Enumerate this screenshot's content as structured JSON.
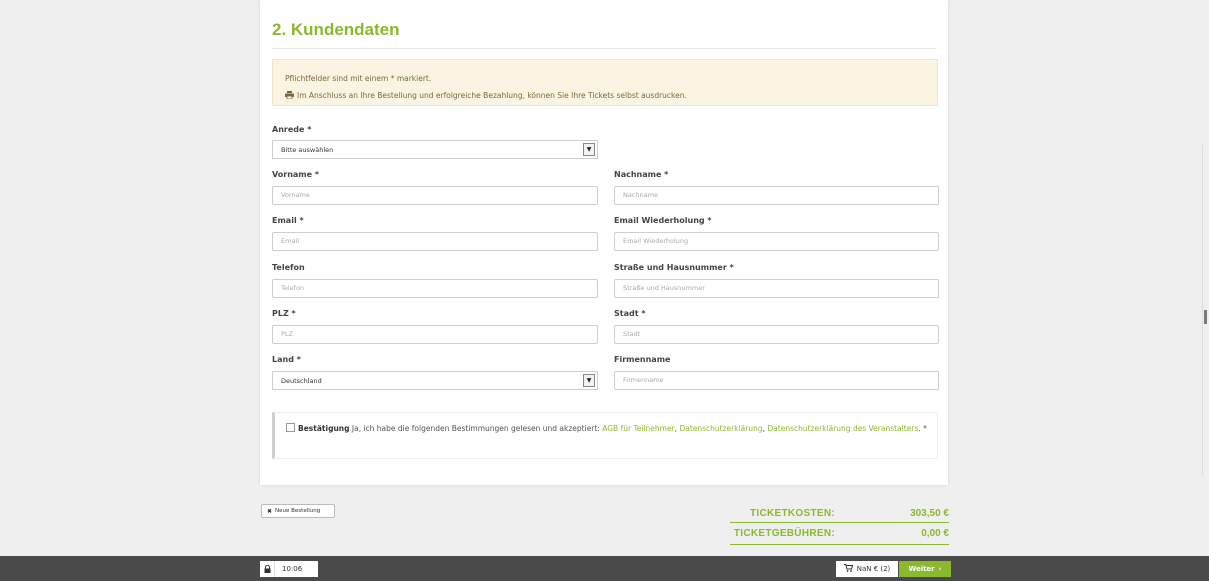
{
  "section": {
    "title": "2. Kundendaten"
  },
  "notice": {
    "required_hint": "Pflichtfelder sind mit einem * markiert.",
    "print_hint": "Im Anschluss an Ihre Bestellung und erfolgreiche Bezahlung, können Sie Ihre Tickets selbst ausdrucken.",
    "icon": "printer-icon"
  },
  "form": {
    "salutation": {
      "label": "Anrede *",
      "value": "Bitte auswählen"
    },
    "first_name": {
      "label": "Vorname *",
      "placeholder": "Vorname"
    },
    "last_name": {
      "label": "Nachname *",
      "placeholder": "Nachname"
    },
    "email": {
      "label": "Email *",
      "placeholder": "Email"
    },
    "email_repeat": {
      "label": "Email Wiederholung *",
      "placeholder": "Email Wiederholung"
    },
    "phone": {
      "label": "Telefon",
      "placeholder": "Telefon"
    },
    "street": {
      "label": "Straße und Hausnummer *",
      "placeholder": "Straße und Hausnummer"
    },
    "zip": {
      "label": "PLZ *",
      "placeholder": "PLZ"
    },
    "city": {
      "label": "Stadt *",
      "placeholder": "Stadt"
    },
    "country": {
      "label": "Land *",
      "value": "Deutschland"
    },
    "company": {
      "label": "Firmenname",
      "placeholder": "Firmenname"
    }
  },
  "confirmation": {
    "bold_label": "Bestätigung",
    "text": " Ja, ich habe die folgenden Bestimmungen gelesen und akzeptiert: ",
    "link_agb": "AGB für Teilnehmer",
    "sep1": ", ",
    "link_privacy": "Datenschutzerklärung",
    "sep2": ", ",
    "link_organizer_privacy": "Datenschutzerklärung des Veranstalters",
    "suffix": ". *"
  },
  "actions": {
    "new_order": "Neue Bestellung"
  },
  "summary": {
    "ticket_costs_label": "TICKETKOSTEN:",
    "ticket_costs_value": "303,50 €",
    "ticket_fees_label": "TICKETGEBÜHREN:",
    "ticket_fees_value": "0,00 €"
  },
  "bottom_bar": {
    "timer": "10:06",
    "cart": "NaN € (2)",
    "next": "Weiter"
  },
  "colors": {
    "accent": "#8ab92d",
    "notice_bg": "#fbf4e2",
    "bar_bg": "#4a4a4a"
  }
}
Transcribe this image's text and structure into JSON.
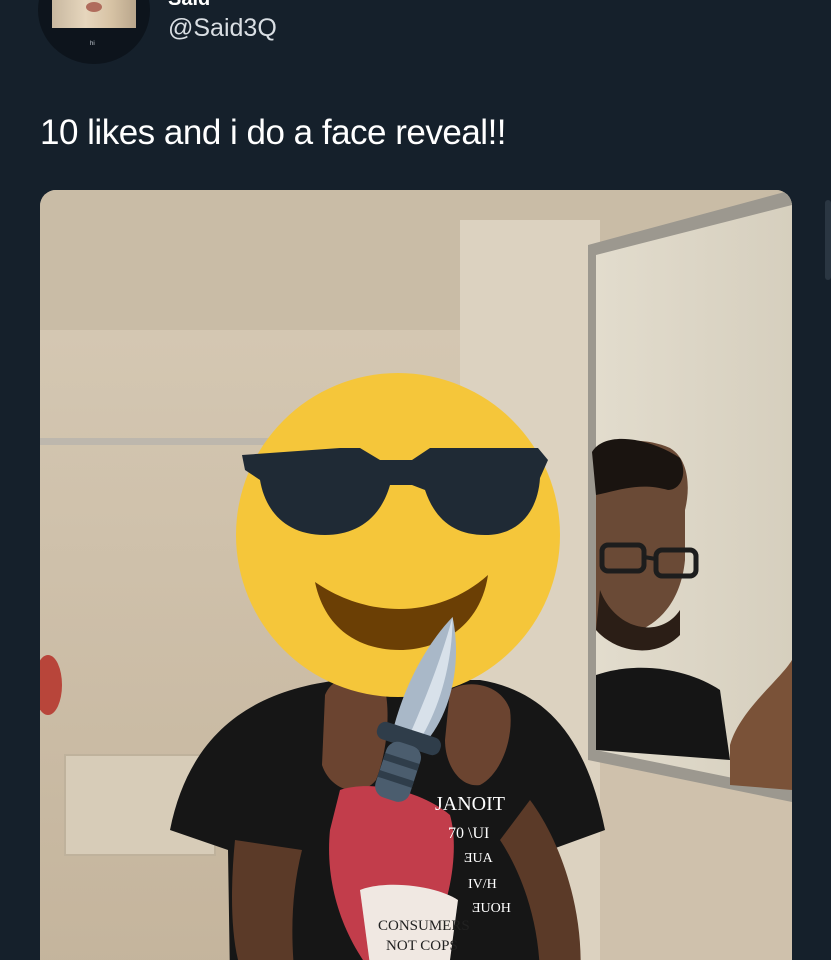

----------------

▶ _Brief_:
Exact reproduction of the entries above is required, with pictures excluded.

▶ _Reply_:
Enumerate this screenshot's content as structured JSON.
{
  "section": {
    "title": "2. Kundendaten"
  },
  "notice": {
    "required_hint": "Pflichtfelder sind mit einem * markiert.",
    "print_hint": "Im Anschluss an Ihre Bestellung und erfolgreiche Bezahlung, können Sie Ihre Tickets selbst ausdrucken.",
    "icon": "printer-icon"
  },
  "form": {
    "salutation": {
      "label": "Anrede *",
      "value": "Bitte auswählen"
    },
    "first_name": {
      "label": "Vorname *",
      "placeholder": "Vorname"
    },
    "last_name": {
      "label": "Nachname *",
      "placeholder": "Nachname"
    },
    "email": {
      "label": "Email *",
      "placeholder": "Email"
    },
    "email_repeat": {
      "label": "Email Wiederholung *",
      "placeholder": "Email Wiederholung"
    },
    "phone": {
      "label": "Telefon",
      "placeholder": "Telefon"
    },
    "street": {
      "label": "Straße und Hausnummer *",
      "placeholder": "Straße und Hausnummer"
    },
    "zip": {
      "label": "PLZ *",
      "placeholder": "PLZ"
    },
    "city": {
      "label": "Stadt *",
      "placeholder": "Stadt"
    },
    "country": {
      "label": "Land *",
      "value": "Deutschland"
    },
    "company": {
      "label": "Firmenname",
      "placeholder": "Firmenname"
    }
  },
  "confirmation": {
    "bold_label": "Bestätigung",
    "text": " Ja, ich habe die folgenden Bestimmungen gelesen und akzeptiert: ",
    "link_agb": "AGB für Teilnehmer",
    "sep1": ", ",
    "link_privacy": "Datenschutzerklärung",
    "sep2": ", ",
    "link_organizer_privacy": "Datenschutzerklärung des Veranstalters",
    "suffix": ". *"
  },
  "actions": {
    "new_order": "Neue Bestellung"
  },
  "summary": {
    "ticket_costs_label": "TICKETKOSTEN:",
    "ticket_costs_value": "303,50 €",
    "ticket_fees_label": "TICKETGEBÜHREN:",
    "ticket_fees_value": "0,00 €"
  },
  "bottom_bar": {
    "timer": "10:06",
    "cart": "NaN € (2)",
    "next": "Weiter"
  },
  "colors": {
    "accent": "#8ab92d",
    "notice_bg": "#fbf4e2",
    "bar_bg": "#4a4a4a"
  }
}
Transcribe this image's text and structure into JSON.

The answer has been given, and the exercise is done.